Supplied data Start Marker

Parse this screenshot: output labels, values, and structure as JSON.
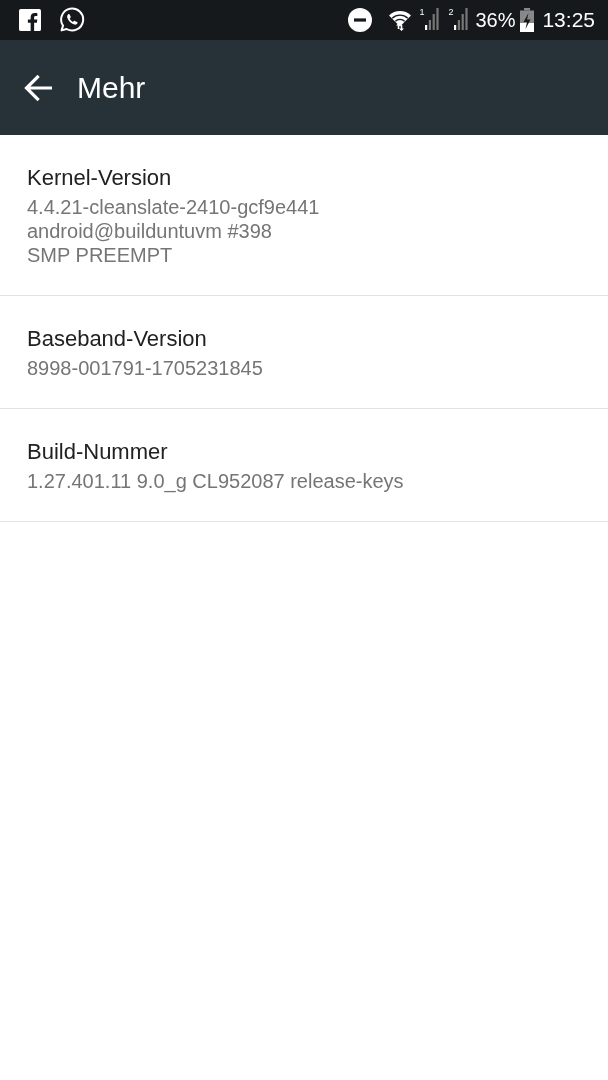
{
  "status_bar": {
    "sim_slots": [
      "1",
      "2"
    ],
    "battery_percent": "36%",
    "time": "13:25"
  },
  "app_bar": {
    "title": "Mehr"
  },
  "items": [
    {
      "title": "Kernel-Version",
      "summary": "4.4.21-cleanslate-2410-gcf9e441\nandroid@builduntuvm #398\nSMP PREEMPT"
    },
    {
      "title": "Baseband-Version",
      "summary": "8998-001791-1705231845"
    },
    {
      "title": "Build-Nummer",
      "summary": "1.27.401.11 9.0_g CL952087 release-keys"
    }
  ]
}
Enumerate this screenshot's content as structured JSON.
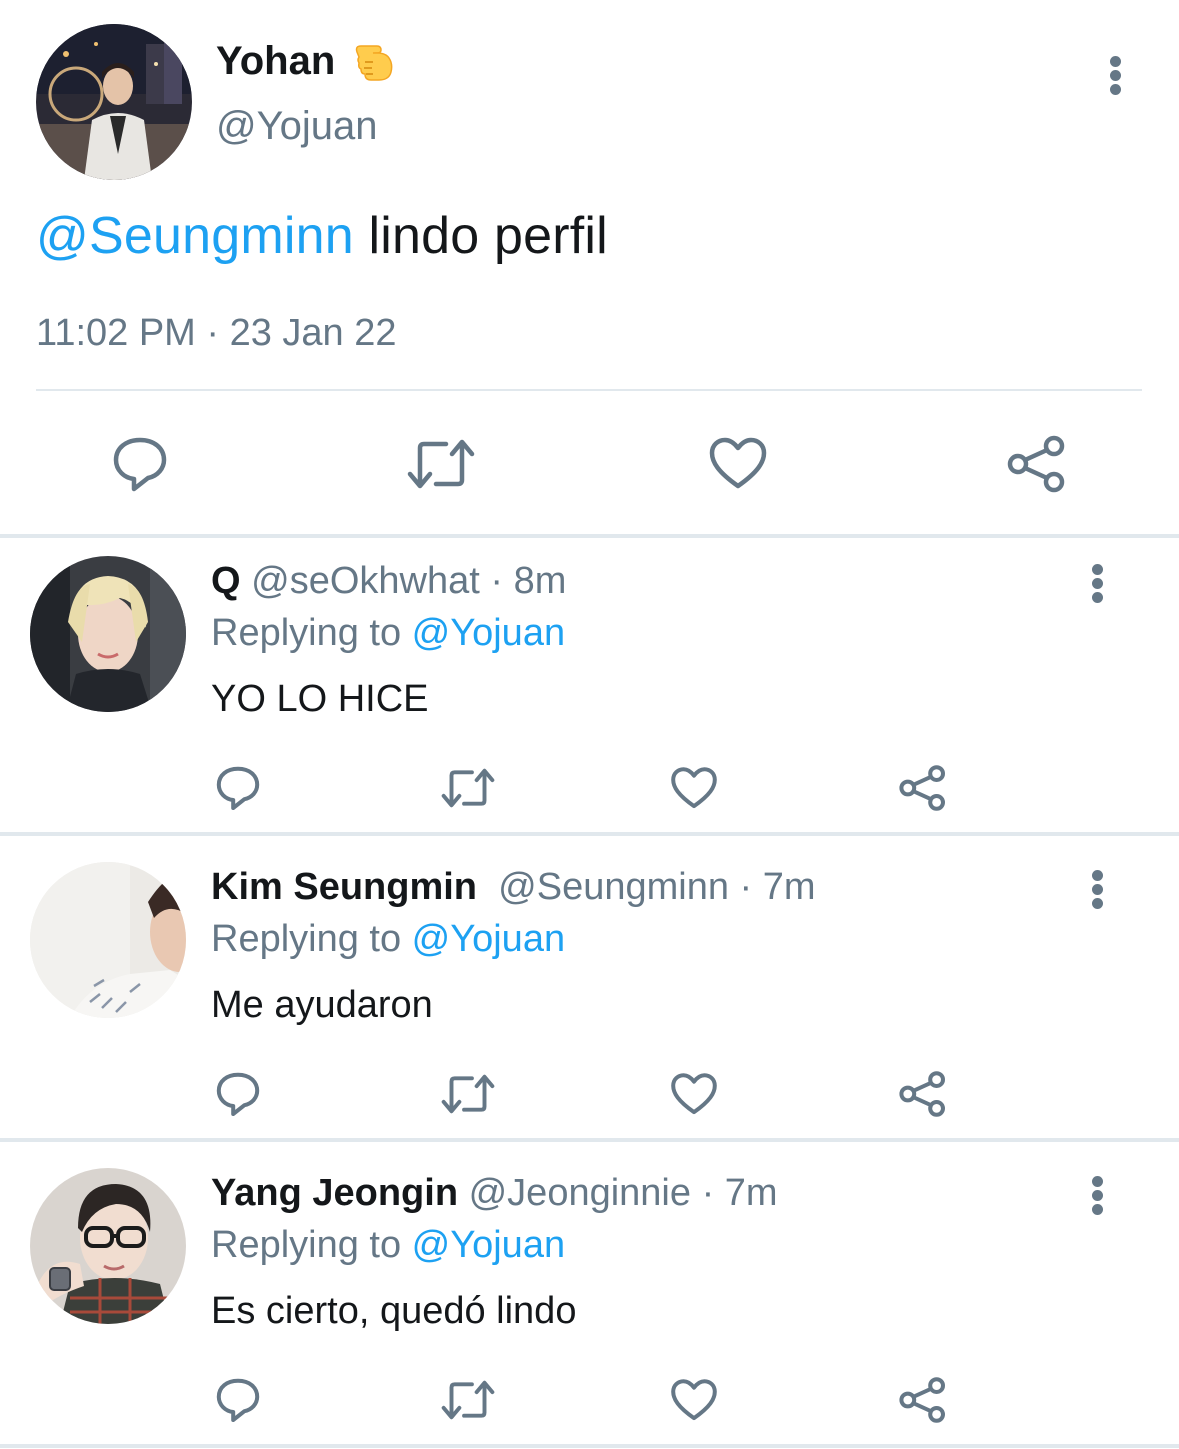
{
  "main_tweet": {
    "display_name": "Yohan",
    "name_emoji": "backhand-index-pointing-left-emoji",
    "handle": "@Yojuan",
    "mention": "@Seungminn",
    "text": " lindo perfil",
    "timestamp": "11:02 PM · 23 Jan 22",
    "actions": [
      "reply-icon",
      "retweet-icon",
      "like-icon",
      "share-icon"
    ]
  },
  "replies": [
    {
      "display_name": "Q",
      "handle": "@seOkhwhat",
      "time": " · 8m",
      "replying_label": "Replying to ",
      "replying_to": "@Yojuan",
      "text": "YO LO HICE"
    },
    {
      "display_name": "Kim Seungmin",
      "handle": "@Seungminn",
      "time": " · 7m",
      "replying_label": "Replying to ",
      "replying_to": "@Yojuan",
      "text": "Me ayudaron"
    },
    {
      "display_name": "Yang Jeongin",
      "handle": "@Jeonginnie",
      "time": " · 7m",
      "replying_label": "Replying to ",
      "replying_to": "@Yojuan",
      "text": "Es cierto, quedó lindo"
    }
  ],
  "colors": {
    "accent": "#1da1f2",
    "secondary_text": "#657786",
    "primary_text": "#14171a",
    "divider": "#e1e8ed"
  }
}
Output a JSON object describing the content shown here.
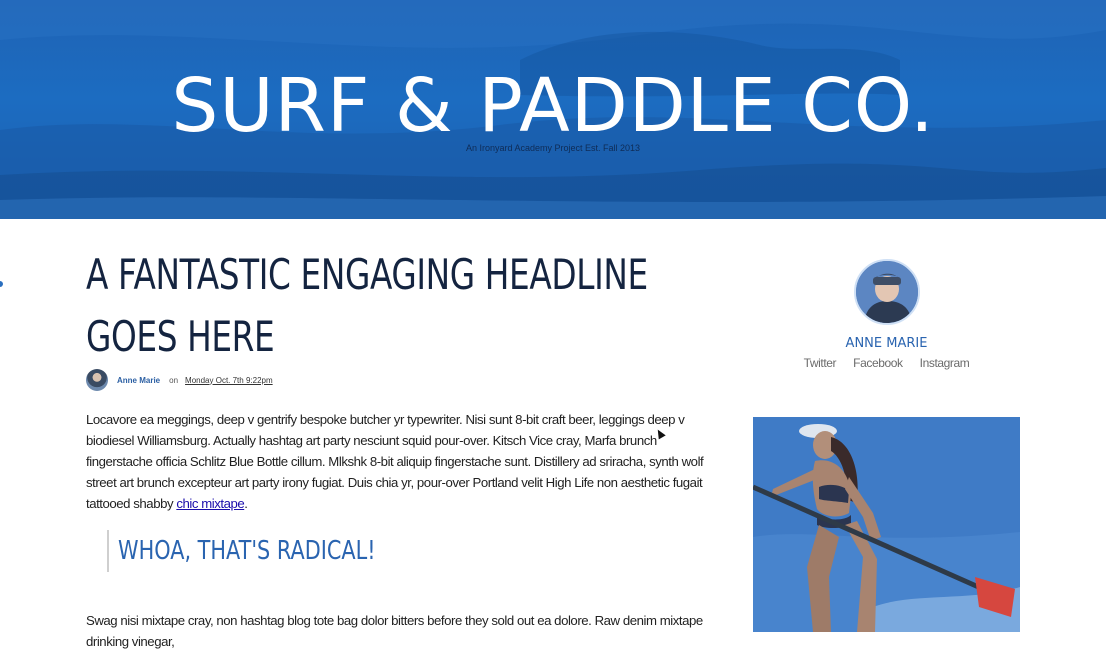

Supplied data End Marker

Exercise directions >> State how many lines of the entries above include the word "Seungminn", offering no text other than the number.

Your solution >> 2